Holly Hotchner, the museum's Nanette L. Laitman Director, describes the exhibition as a “game changer" for scent as an artistic medium. “At MAD, we are always looking to push the boundaries and question the hierarchies in art by exploring the materials and processes behind groundbreaking work. There has not been the exploration or recognition of olfactory art as there has been of art that stimulates the other four senses." Chandler Burr, MAD's Curator of Olfactory Art, reinforces this insight by divulging, “My goal for this exhibition is to transform the ways in which people respond to scent artists and their art."

Walking throught the exhibition, visitors will note a focus on the olfactory experience, and that the exhibition is almost void of all visual indicators. This encourages visitors to concentrate exclusively on their sense of smell.

In addition, visitors get a glimpse into the labor-intensive artistic process of creating perfume by showcasing the stages of development for one fragrance, Trésor by Sophia Grojsman, from the initial written brief to the final work.
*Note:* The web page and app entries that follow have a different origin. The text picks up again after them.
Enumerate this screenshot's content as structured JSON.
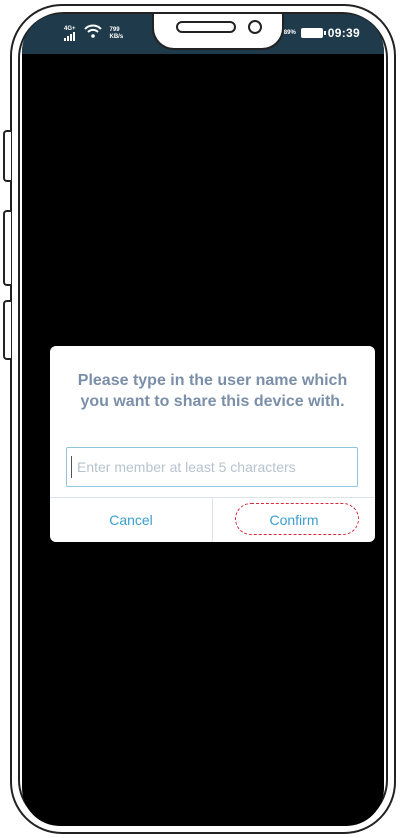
{
  "status_bar": {
    "network_type": "4G+",
    "net_speed_value": "799",
    "net_speed_unit": "KB/s",
    "battery_percent": "89%",
    "time": "09:39"
  },
  "dialog": {
    "message": "Please type in the user name which you want to share this device with.",
    "input_placeholder": "Enter member at least 5 characters",
    "input_value": "",
    "cancel_label": "Cancel",
    "confirm_label": "Confirm"
  },
  "colors": {
    "screen_background": "#000000",
    "status_bar": "#1f3a4a",
    "message_text": "#7b8fa8",
    "button_text": "#3a9fd0",
    "input_border": "#8fc6dd",
    "highlight": "#d8283a"
  },
  "icons": {
    "signal": "signal-icon",
    "wifi": "wifi-icon",
    "battery": "battery-icon"
  }
}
Working my way through the "mods" to gain further insight into the stages, I note that it's a brilliant display of the history of this scent. What is smelled at the first test site is nothing like the final test site, which is the familiar scent on the market. photo credit: IFF

The Art of Scent is exhibiting until February 24, 2013.

All photography courtesy and permission through the New York Museum of Art and Design
To read more about The Art of Scent or the New York Museum of Art and Design or to contact for more information, go to